Pastor Carolyn Williams, 80, of Greensburg, formerly of Holton passed away at 1pm, Wednesday, May 21, 2020 at the home of her son in Greensburg. She was born near Holton on November 30, 1939 the daughter of Lester and Madge Beach Schlotman. She was married to Gerald Williams on September 12, 1954 and he preceded her in death on October 11, 2012. Survivors include three sons Mark (Jana) Williams of Edinburg, Steve (Beth) Williams of Nashville, Tennessee, and Andy (Theresa) Williams of Greensburg; two daughters Beth (James) Kraus of Dover, and Lisa (Dennis) Granger of Batesville; 18 grandchildren and 22 great-grandchildren; one sister Donna (Gerimo) Hernandez of Batesville. She was also preceded in death by her parents and her daughter Sue Rice. Mrs. Williams was the former pastor of the Greensburg Free Methodist Church and had served as chaplain for the Decatur County Memorial Hospital in Greensburg. Her calling in life was to share the Gospel of Christ and doing social and ministry work. Carolyn also enjoyed doing arts and crafts and spending time with her many grandchildren. Funeral services will be held on Wednesday, May 27th at 11am at the Flat Rock Baptist Church west of Osgood with Carolyn’s grandson Stephen Rice officiating. Burial will be in the church cemetery.

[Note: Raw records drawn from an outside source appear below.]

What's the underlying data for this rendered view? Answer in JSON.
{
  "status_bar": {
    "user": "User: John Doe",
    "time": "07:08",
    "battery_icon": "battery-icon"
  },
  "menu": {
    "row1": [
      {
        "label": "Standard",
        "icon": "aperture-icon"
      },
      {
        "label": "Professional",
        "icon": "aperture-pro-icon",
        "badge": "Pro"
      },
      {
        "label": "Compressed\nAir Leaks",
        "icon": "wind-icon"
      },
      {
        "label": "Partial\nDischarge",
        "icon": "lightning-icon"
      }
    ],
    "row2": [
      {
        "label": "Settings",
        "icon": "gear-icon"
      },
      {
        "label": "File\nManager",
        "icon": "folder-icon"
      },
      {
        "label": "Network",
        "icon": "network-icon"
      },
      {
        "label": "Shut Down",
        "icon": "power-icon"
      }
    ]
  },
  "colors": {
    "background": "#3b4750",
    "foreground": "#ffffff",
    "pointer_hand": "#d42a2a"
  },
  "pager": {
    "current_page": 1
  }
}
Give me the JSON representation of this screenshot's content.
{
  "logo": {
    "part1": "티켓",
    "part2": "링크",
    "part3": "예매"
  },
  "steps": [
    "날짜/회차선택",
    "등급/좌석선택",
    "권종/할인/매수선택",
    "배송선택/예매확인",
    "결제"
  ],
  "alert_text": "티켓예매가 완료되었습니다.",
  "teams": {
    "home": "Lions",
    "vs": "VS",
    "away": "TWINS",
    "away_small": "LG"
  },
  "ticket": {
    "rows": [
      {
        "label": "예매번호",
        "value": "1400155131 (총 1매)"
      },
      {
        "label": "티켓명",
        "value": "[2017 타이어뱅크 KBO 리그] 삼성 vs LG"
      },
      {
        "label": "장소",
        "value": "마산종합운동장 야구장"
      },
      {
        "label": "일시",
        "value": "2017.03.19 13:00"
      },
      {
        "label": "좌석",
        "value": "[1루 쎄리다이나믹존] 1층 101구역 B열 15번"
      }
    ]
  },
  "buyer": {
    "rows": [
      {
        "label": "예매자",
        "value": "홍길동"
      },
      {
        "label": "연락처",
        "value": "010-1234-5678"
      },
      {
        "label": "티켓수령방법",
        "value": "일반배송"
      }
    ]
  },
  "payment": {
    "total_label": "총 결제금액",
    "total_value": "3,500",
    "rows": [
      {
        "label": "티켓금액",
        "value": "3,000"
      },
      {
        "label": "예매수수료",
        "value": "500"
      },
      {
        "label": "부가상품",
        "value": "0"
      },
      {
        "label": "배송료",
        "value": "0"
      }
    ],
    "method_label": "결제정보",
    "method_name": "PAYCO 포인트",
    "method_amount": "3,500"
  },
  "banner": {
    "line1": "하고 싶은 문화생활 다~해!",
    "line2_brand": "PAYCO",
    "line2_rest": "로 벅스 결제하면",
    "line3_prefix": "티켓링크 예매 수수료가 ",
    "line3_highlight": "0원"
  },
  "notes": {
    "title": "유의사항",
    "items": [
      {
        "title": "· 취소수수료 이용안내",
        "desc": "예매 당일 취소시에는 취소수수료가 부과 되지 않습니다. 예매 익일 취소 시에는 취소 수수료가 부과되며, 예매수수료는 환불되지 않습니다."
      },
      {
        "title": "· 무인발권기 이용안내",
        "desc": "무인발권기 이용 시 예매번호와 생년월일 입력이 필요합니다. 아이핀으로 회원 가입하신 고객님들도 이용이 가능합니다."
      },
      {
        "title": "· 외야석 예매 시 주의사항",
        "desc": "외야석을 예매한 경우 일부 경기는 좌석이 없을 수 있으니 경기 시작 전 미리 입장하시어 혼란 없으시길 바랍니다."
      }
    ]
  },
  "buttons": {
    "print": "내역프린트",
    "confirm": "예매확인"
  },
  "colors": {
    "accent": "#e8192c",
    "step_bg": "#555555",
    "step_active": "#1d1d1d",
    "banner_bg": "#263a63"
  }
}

Visitation will also be at the church beginning at 10am. Memorials may be given to the Flat Rock Baptist Church in care of the Stratton-Karsteter Funeral Home in Versailles.